Inter- and Intra-rater Reliability Assessment

Inter-rater reliability for the DA calculation was tested using Demirjian's method by the principal investigator through examining ten panoramic radiographs, under the supervision of a trained pediatric dentist; the process was then repeated two weeks later to calculate intra-rater reliability. For a DA calculation using Demirjian's method, inter- (with the trainer pediatric dentist) and intra-rater reliability was calculated using the Statistical Package for the Social Sciences (SPSS), version 21 (SPSS, Inc., Chicago, IL, USA)..

Statistical Analysis
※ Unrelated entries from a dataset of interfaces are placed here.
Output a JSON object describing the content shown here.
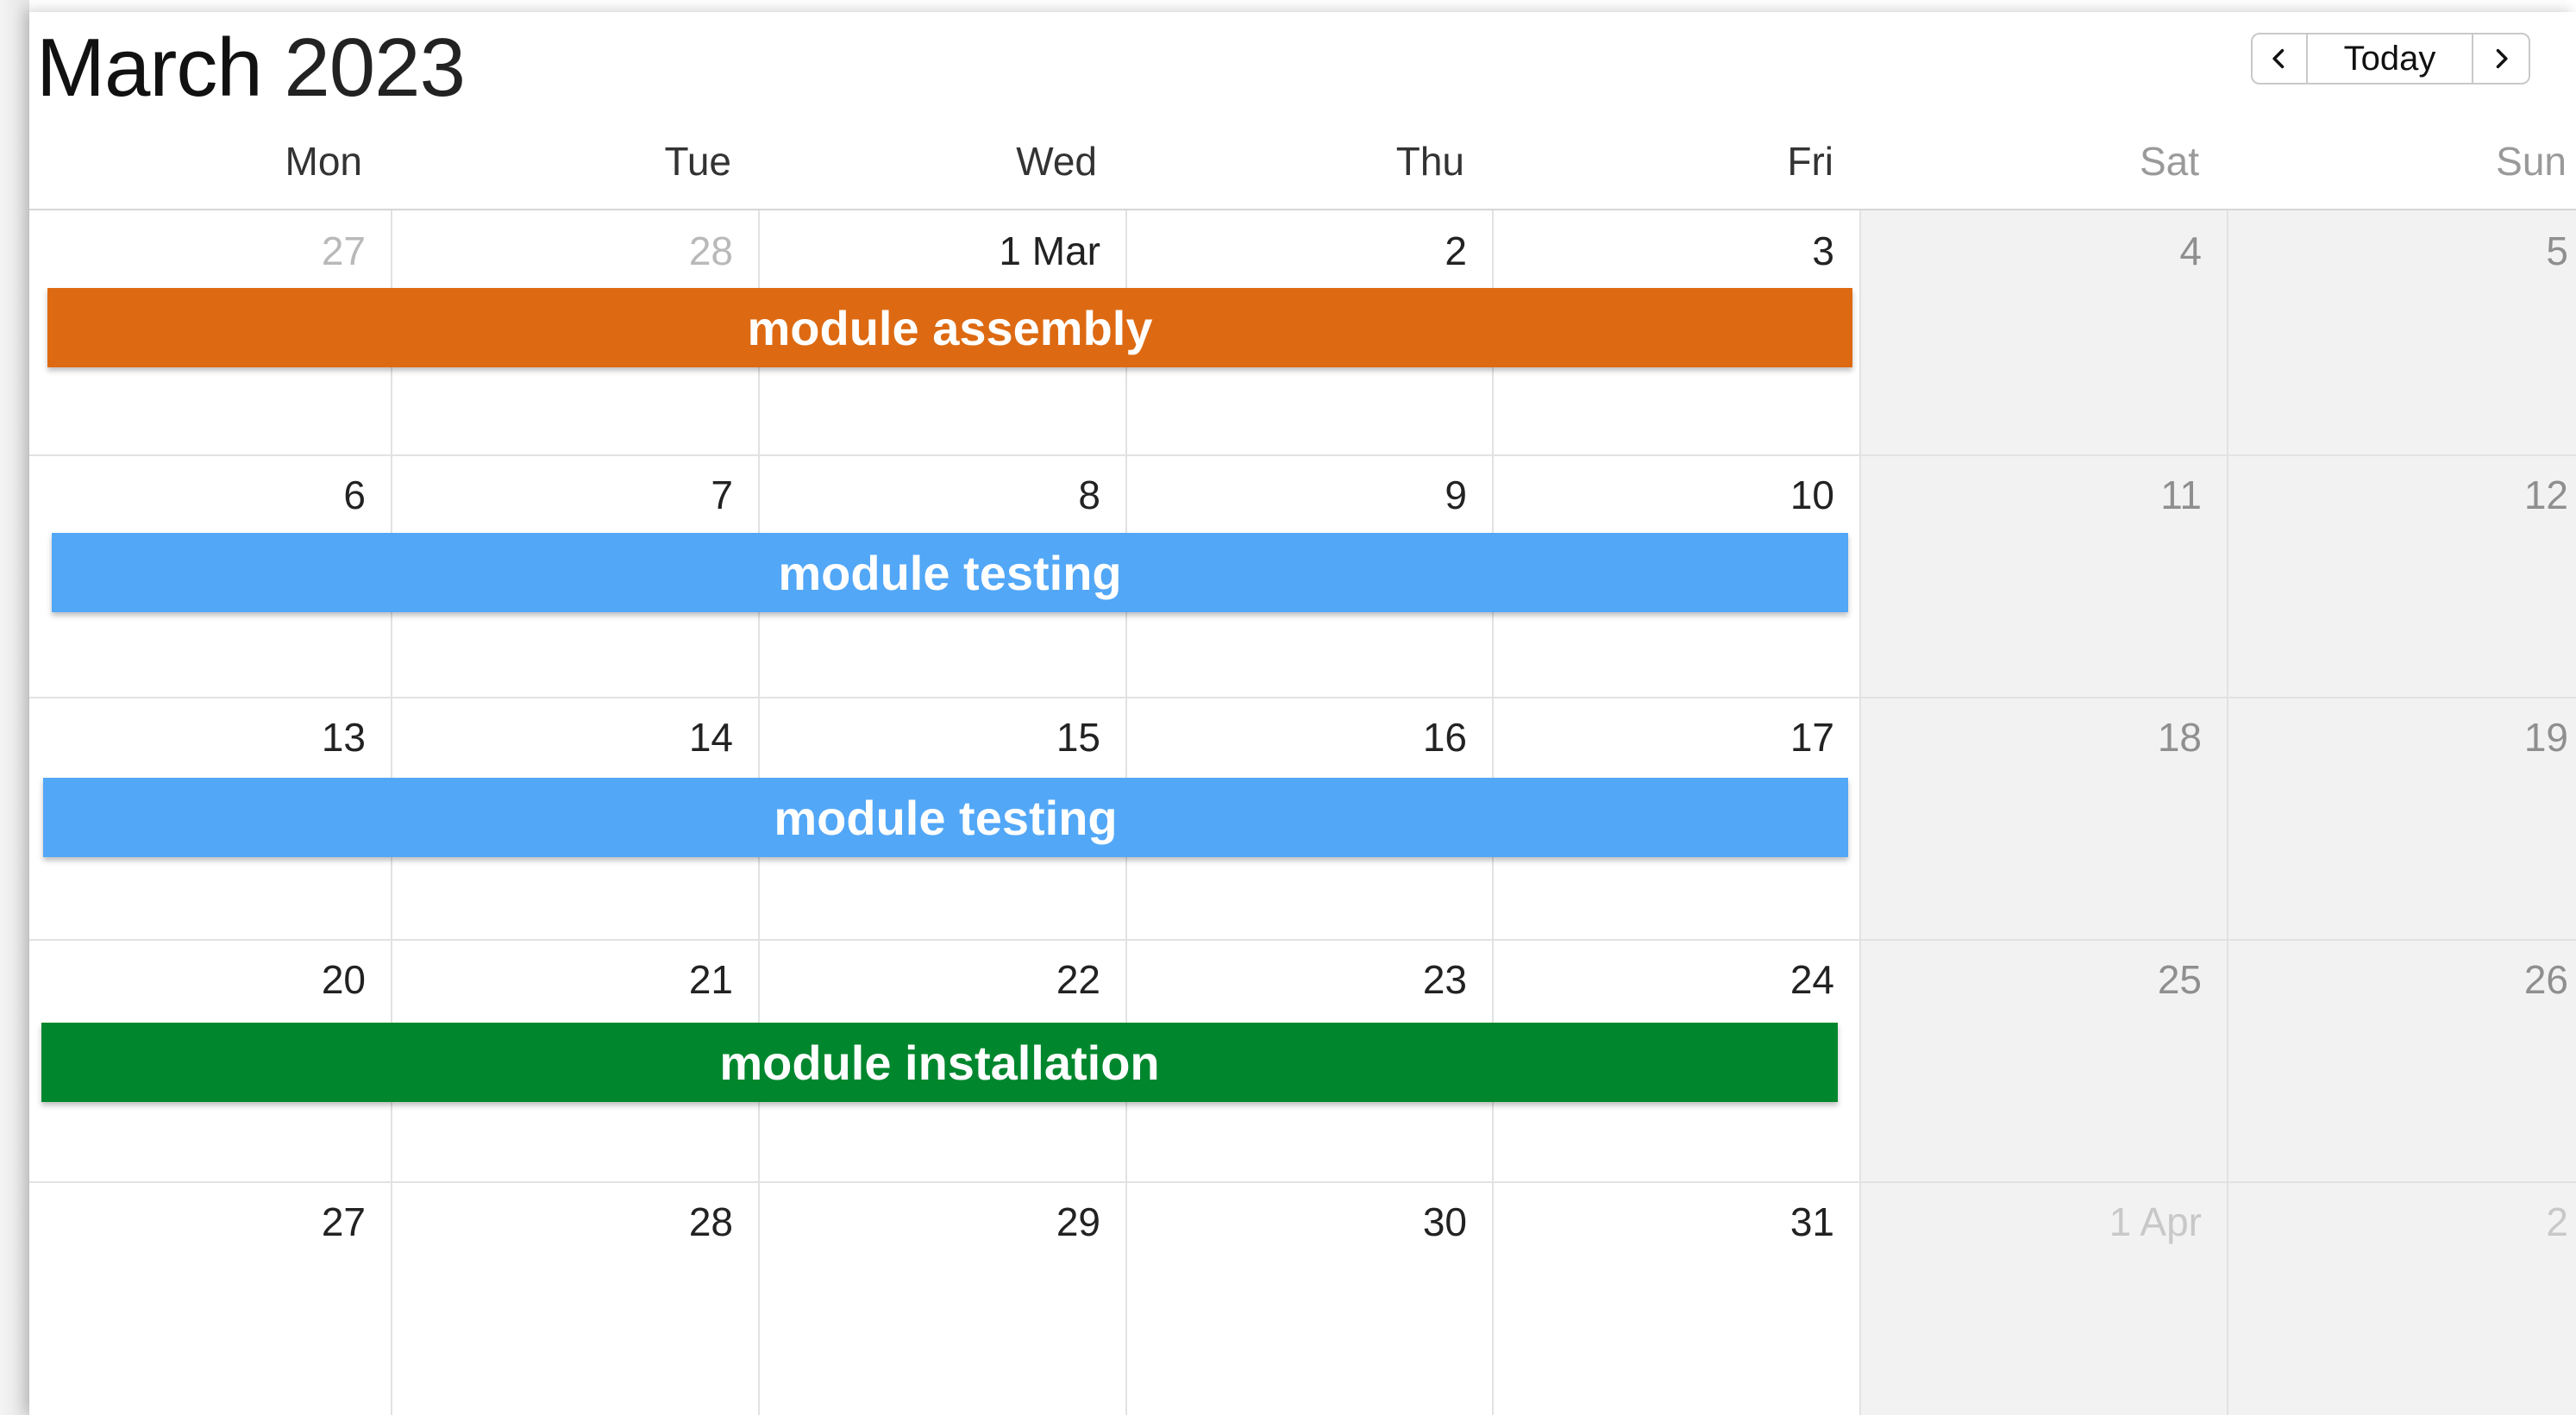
{
  "header": {
    "month": "March",
    "year": "2023",
    "today_label": "Today",
    "prev_icon": "chevron-left-icon",
    "next_icon": "chevron-right-icon"
  },
  "weekdays": [
    "Mon",
    "Tue",
    "Wed",
    "Thu",
    "Fri",
    "Sat",
    "Sun"
  ],
  "weeks": [
    {
      "days": [
        "27",
        "28",
        "1 Mar",
        "2",
        "3",
        "4",
        "5"
      ],
      "other_month": [
        true,
        true,
        false,
        false,
        false,
        false,
        false
      ]
    },
    {
      "days": [
        "6",
        "7",
        "8",
        "9",
        "10",
        "11",
        "12"
      ],
      "other_month": [
        false,
        false,
        false,
        false,
        false,
        false,
        false
      ]
    },
    {
      "days": [
        "13",
        "14",
        "15",
        "16",
        "17",
        "18",
        "19"
      ],
      "other_month": [
        false,
        false,
        false,
        false,
        false,
        false,
        false
      ]
    },
    {
      "days": [
        "20",
        "21",
        "22",
        "23",
        "24",
        "25",
        "26"
      ],
      "other_month": [
        false,
        false,
        false,
        false,
        false,
        false,
        false
      ]
    },
    {
      "days": [
        "27",
        "28",
        "29",
        "30",
        "31",
        "1 Apr",
        "2"
      ],
      "other_month": [
        false,
        false,
        false,
        false,
        false,
        true,
        true
      ]
    }
  ],
  "events": [
    {
      "title": "module assembly",
      "week": 0,
      "color": "#dd6a12"
    },
    {
      "title": "module testing",
      "week": 1,
      "color": "#52a7f7"
    },
    {
      "title": "module testing",
      "week": 2,
      "color": "#52a7f7"
    },
    {
      "title": "module installation",
      "week": 3,
      "color": "#00872e"
    }
  ]
}
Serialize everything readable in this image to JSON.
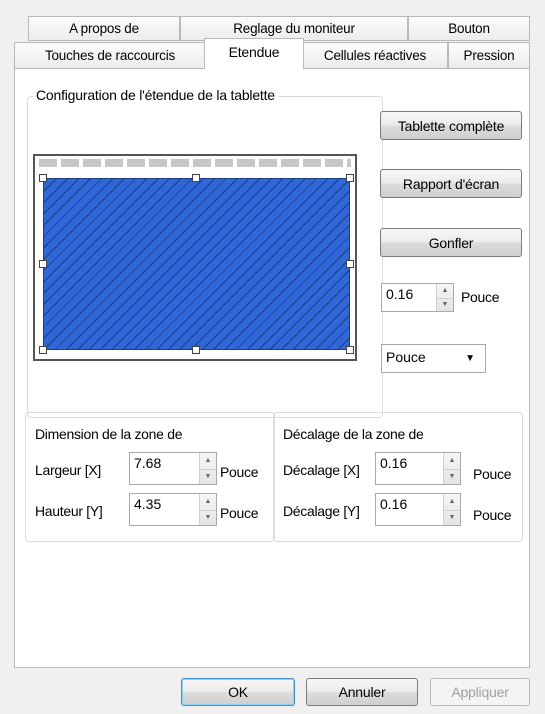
{
  "tabs_row1": [
    {
      "label": "A propos de"
    },
    {
      "label": "Reglage du moniteur"
    },
    {
      "label": "Bouton"
    }
  ],
  "tabs_row2": [
    {
      "label": "Touches de raccourcis"
    },
    {
      "label": "Etendue",
      "active": true
    },
    {
      "label": "Cellules réactives"
    },
    {
      "label": "Pression"
    }
  ],
  "tablet_area": {
    "title": "Configuration de l'étendue de la tablette",
    "fill_color": "#2f67d8",
    "full_tablet_label": "Tablette complète",
    "screen_ratio_label": "Rapport d'écran",
    "inflate_label": "Gonfler",
    "inflate_value": "0.16",
    "inflate_unit": "Pouce",
    "unit_select": "Pouce"
  },
  "dimension": {
    "title": "Dimension de la zone de",
    "width_label": "Largeur [X]",
    "width_value": "7.68",
    "width_unit": "Pouce",
    "height_label": "Hauteur [Y]",
    "height_value": "4.35",
    "height_unit": "Pouce"
  },
  "offset": {
    "title": "Décalage de la zone de",
    "x_label": "Décalage [X]",
    "x_value": "0.16",
    "x_unit": "Pouce",
    "y_label": "Décalage [Y]",
    "y_value": "0.16",
    "y_unit": "Pouce"
  },
  "footer": {
    "ok_label": "OK",
    "cancel_label": "Annuler",
    "apply_label": "Appliquer"
  }
}
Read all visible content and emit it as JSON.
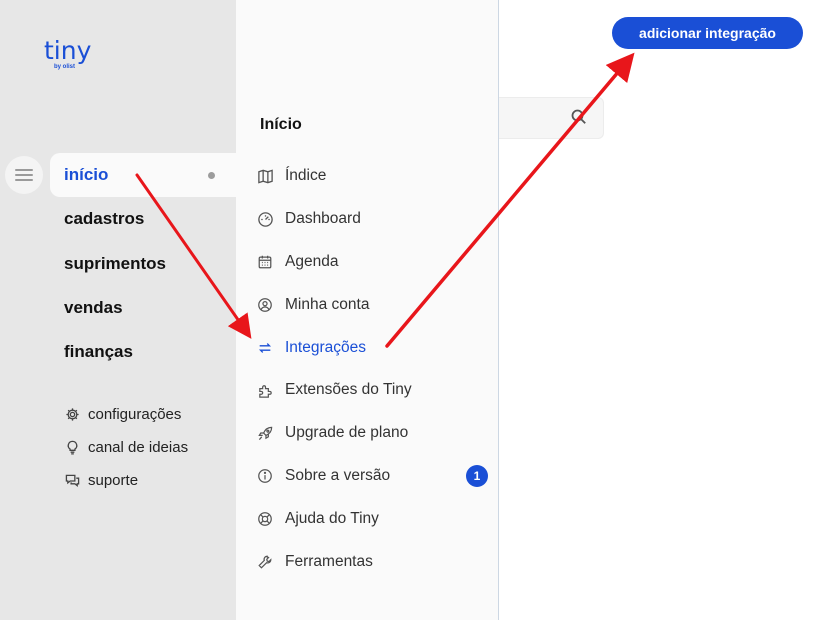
{
  "logo": {
    "word": "tiny",
    "sub": "by olist"
  },
  "sidebar": {
    "main_items": [
      {
        "label": "início",
        "active": true
      },
      {
        "label": "cadastros"
      },
      {
        "label": "suprimentos"
      },
      {
        "label": "vendas"
      },
      {
        "label": "finanças"
      }
    ],
    "secondary_items": [
      {
        "label": "configurações",
        "icon": "gear-icon"
      },
      {
        "label": "canal de ideias",
        "icon": "lightbulb-icon"
      },
      {
        "label": "suporte",
        "icon": "chat-icon"
      }
    ]
  },
  "submenu": {
    "title": "Início",
    "items": [
      {
        "label": "Índice",
        "icon": "map-icon"
      },
      {
        "label": "Dashboard",
        "icon": "gauge-icon"
      },
      {
        "label": "Agenda",
        "icon": "calendar-icon"
      },
      {
        "label": "Minha conta",
        "icon": "user-circle-icon"
      },
      {
        "label": "Integrações",
        "icon": "arrows-exchange-icon",
        "active": true
      },
      {
        "label": "Extensões do Tiny",
        "icon": "puzzle-icon"
      },
      {
        "label": "Upgrade de plano",
        "icon": "rocket-icon"
      },
      {
        "label": "Sobre a versão",
        "icon": "info-icon",
        "badge": "1"
      },
      {
        "label": "Ajuda do Tiny",
        "icon": "lifebuoy-icon"
      },
      {
        "label": "Ferramentas",
        "icon": "wrench-icon"
      }
    ]
  },
  "content": {
    "add_button_label": "adicionar integração"
  },
  "colors": {
    "accent": "#1a4fd6",
    "sidebar_bg": "#e7e7e7",
    "submenu_bg": "#fafafa",
    "annotation_arrow": "#e8161b"
  }
}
Descriptive statistics were used to examine sample characteristics: continuous variables were summerized as means and standard deviations, while counts and percentages were used for categorical variables. The association between the covariates (i.e., personal characteristics and socio-demographic variables, such as family income, parental education, and dietary factors) and the study outcome (DM) were initially evaluated by stratifying the subjects into a CD group and control group. Associations between the covariates and the study outcomes were then evaluated using chi-squared tests, Fisher's exact tests, independent t tests, or analysis of variance (ANOVA) tests. Post-hoc analysis using Tukey correction was used in cases of significant results in ANOVA tests. After that, mutivariate analyses were carried out (mutiple linear regression models) to predict the DM, to check for interaction, and to control for possible confounding between CD and other covariates. A multiple linear regression analysis was also used to explore possible predictors of DM in CD patients. A P value of < 0.05 was set as statistically significant. The Statistical Package for the Social Sciences (SPSS), version 21 (SPSS, Inc., Chicago, IL, USA) was used for the statistical analysis.